While it has been pointed out that the recent installments are made for the welfare and security of the students in general, adding a security-oriented device is still not enough to guarantee security. The decision to keep the manual gates unlocked in consideration for the PWDs defeats the purpose of their installation in the first place. As no personnel will be stationed at every turnstile (because the purpose of a turnstile is to reduce manpower after all) there will be nothing to stop unauthorized individuals from bypassing surveillance using the manual gates.
“It is the institution’s responsibility to discuss and to clarify matters with the affected community whether they be the majority or minority in order for them not to feel neglected.”
The expected installment of an anti-tailgating alarm system for the swing gates that triggers once someone passes without tapping their ID cards would also become useless particularly for the same aforementioned reasons. All of these nullify the safety primarily aimed at by the project.
In case of emergencies, gates like these could impose more risks during sudden evacuations, becoming impediments if worse comes to worst. A stampede involving the students—who are yet to be oriented on the proper evacuation procedures and routes considering the new hardware—is not unlikely to happen.
All the more, considering the appropriate response to the needs of PWDs in the event of a crisis is also another thing. According to the school, it has made plans to designate field marshals on each floor in order to send appropriate help when needed but my own experience cannot attest to such a plan being in effect.
I remember having an orientation in the auditorium, located on the 5th floor of the Diokno building when the elevator was not working. It was a drag to search for personnel who would be readily available for help in carrying the wheelchair up the stairs. It seems that for every event, it is the differently-abled students’ responsibility to find ways to reach the location no matter how long the flight of stairs. It is hard to establish trust in the institution when it leaves the students themselves to accomplish its own vision of inclusiveness. If De La Salle Lipa is really aiming to champion inclusivity as stated in its mission and vision, it should have made fair considerations with the different situations faced by Lasallians in the community.
“It is evident that this recent endeavor brings along with it the burdens of mediocre architecture, security loopholes and yet-to-be discussed hazards.”

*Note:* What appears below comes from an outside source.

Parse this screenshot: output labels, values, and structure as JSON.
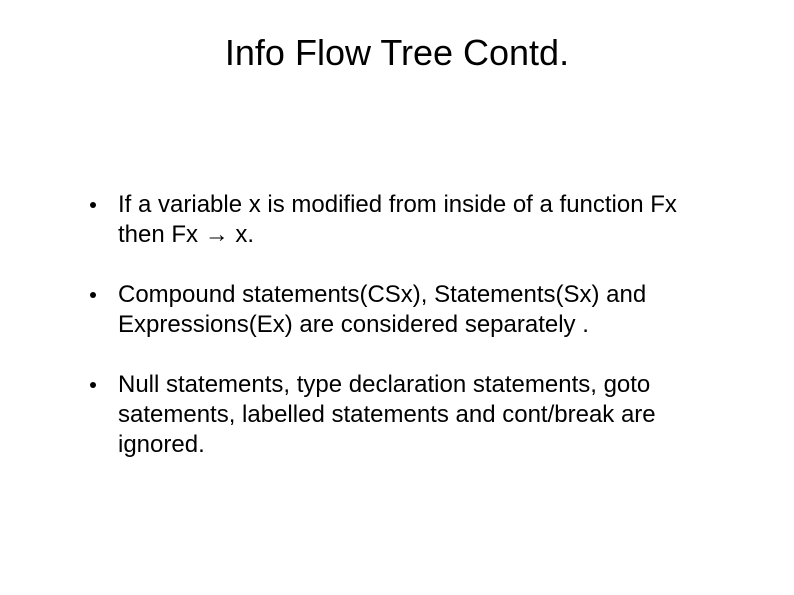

The newly installed turnstiles may seem convenient and effective because it does its job in enforcing single entrance at a time. One particular potential is to include system integration that can monitor foot traffic and check attendance to ease the load in supervising events like seminars and orientations and avoid unwanted entrants in the long run. But without a consistent and a more inclusive design for these gates and passageways, the solution to lessen the difficulty for students like me seems to have been overlooked. What the institution can do now is to compromise, but which is hardly feasible considering that the turnstiles have already been permanently installed. The capabilities of technology will only be limited by how it is utilized and it is evident that this recent endeavor brings along with it the burdens of mediocre architecture, security loopholes and yet-to-be discussed hazards.
However, my goal of being a programmer continues and the least I can do now is to think of ways to cope up with these turnstiles once it becomes fully functional. I also hope that at the same time, the school accords attention to the problem.